Figure 8: TTL Logic Circuit
The TTL circuit performs an important logic function. It is capable of comparing two input voltage levels equal to either 0 volts or approximately 5 volts and providing an output voltage level dependent on the input combination. The circuit performs what is commonly referred to as the NAND function, and the circuit itself is referred to as a NAND gate. The NAND gate usually is represented by the symbol shown in Figure 9. Notice that only the two inputs and the output of the circuit are represented.

Figure 9: NAND Function Symbol
It is common practice to construct four of these NAND gate circuits on a single IC chip and mount the chip in a single package. Both dual in-line packages and flat-packs are widely used with ICs of this type.

A typical example of a digital IC formed using MOS construction techniques is shown in Figure 10. It contains both P-channel and N-channel enhancement-mode MOS field-effect transistors and is commonly referred to as a complementary metal-oxide semiconductor (CMOS) IC. CMOS circuits consume less power than other types of digital ICs, and they have good temperature stability. They can operate over a wide range of supply voltages, typically 3 to 15 volts. CMOS circuits also have high input resistance, which makes it possible to connect a large number of circuit inputs to a single output without loading down the output and disrupting circuit operation. This is an extremely important advantage in digital equipment, where thousands of circuits are used.

Figure 10: CMOS Digital IC
The circuit shown in Figure 10 contains four MOSFETs that are interconnected to perform a useful logic function. The resulting circuit is referred to as a NOR gate, and its symbol is shown in Figure 11. This symbol generally is used in place of the actual schematic. Four of these NOR gates usually are formed on one IC chip and mounted in a single IC package.

Figure 11: NOR Logic Function Symbol
Both TTL and CMOS circuits can be used to perform NAND or NOR functions, or a variety of other logic functions that must be performed in a highly complex digital system.

Linear ICs

Linear circuits provide outputs that are proportional to their inputs. They do not switch between two states like digital circuits. The most popular linear circuits are the types that are designed to amplify DC and AC voltages. The operational amplifier can amplify DC or AC voltages and has an extremely high gain. An op-amp can be constructed with discrete components, but it is more commonly produced in IC form and sold as a complete package designed to meet certain specifications.

A typical operational amplifier circuit contains transistors, resistors, and capacitors that are interconnected to form a highly efficient amplifying circuit. The circuit has two inputs and one output, as shown. One input is commonly referred to as the non-inverting input (+), and the other is referred to as the inverting input (-). The circuit will amplify either DC or AC signals applied to either input. Signals applied to the (+) input are not inverted when they appear at the output. As the input voltage goes positive or negative, the output voltage correspondingly goes positive or negative. When a signal is applied to the (-) input, inversion takes place. In other words, the polarity of the output signal is always opposite to that of the input signal.
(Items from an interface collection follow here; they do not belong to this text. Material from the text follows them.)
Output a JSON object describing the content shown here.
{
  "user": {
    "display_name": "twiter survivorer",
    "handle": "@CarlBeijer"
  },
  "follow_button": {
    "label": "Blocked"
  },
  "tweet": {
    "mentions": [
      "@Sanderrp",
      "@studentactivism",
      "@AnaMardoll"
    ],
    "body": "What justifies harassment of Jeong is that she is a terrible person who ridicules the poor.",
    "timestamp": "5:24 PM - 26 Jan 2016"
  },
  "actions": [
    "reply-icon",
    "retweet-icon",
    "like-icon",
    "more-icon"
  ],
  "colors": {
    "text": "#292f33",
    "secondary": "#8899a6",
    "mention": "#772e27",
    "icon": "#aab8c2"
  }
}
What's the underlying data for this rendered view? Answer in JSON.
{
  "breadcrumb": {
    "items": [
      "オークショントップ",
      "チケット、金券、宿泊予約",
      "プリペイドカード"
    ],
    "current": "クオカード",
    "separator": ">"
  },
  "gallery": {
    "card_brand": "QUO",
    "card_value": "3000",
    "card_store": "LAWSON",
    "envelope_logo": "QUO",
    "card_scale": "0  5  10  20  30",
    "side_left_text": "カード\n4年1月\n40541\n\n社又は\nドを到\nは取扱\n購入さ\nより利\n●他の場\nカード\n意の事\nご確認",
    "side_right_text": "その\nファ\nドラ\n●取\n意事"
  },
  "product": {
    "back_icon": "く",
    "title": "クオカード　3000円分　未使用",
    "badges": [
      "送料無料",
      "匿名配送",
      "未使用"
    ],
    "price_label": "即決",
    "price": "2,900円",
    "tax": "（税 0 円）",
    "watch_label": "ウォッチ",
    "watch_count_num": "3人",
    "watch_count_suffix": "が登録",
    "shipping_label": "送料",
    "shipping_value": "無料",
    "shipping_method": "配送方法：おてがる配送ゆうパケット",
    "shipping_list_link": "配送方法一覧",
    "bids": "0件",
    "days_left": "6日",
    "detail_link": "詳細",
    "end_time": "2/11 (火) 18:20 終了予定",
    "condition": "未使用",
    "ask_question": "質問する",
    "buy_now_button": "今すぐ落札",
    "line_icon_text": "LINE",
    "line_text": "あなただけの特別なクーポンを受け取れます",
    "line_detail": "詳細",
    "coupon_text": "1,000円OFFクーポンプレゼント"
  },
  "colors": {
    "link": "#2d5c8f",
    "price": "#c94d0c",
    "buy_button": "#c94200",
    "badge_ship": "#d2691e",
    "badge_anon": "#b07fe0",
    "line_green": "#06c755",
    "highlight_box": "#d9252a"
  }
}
When the input voltage is equal to zero, the output voltage should also be equal to zero. However in practice, the output voltage may be offset by a slight amount since component tolerances make it impossible to construct a perfectly balanced circuit. Therefore, two offset null terminals are provided so that the circuit can be appropriately balanced. Connecting the opposite ends of a potentiometer to the offset null terminals while the arm of the potentiometer is connected to circuit ground does this. The potentiometer may then be adjusted to balance the circuit. The operational amplifier is commonly represented by the symbol shown in Figure 12. Notice that the (+) and (-) inputs are identified in the symbol.

The operational amplifier circuit generally is packaged in a variety of ways, such as a dual in-line packaging or in a metal can, to suit a broad range of applications.

Figure 12: Operational Amp Linear IC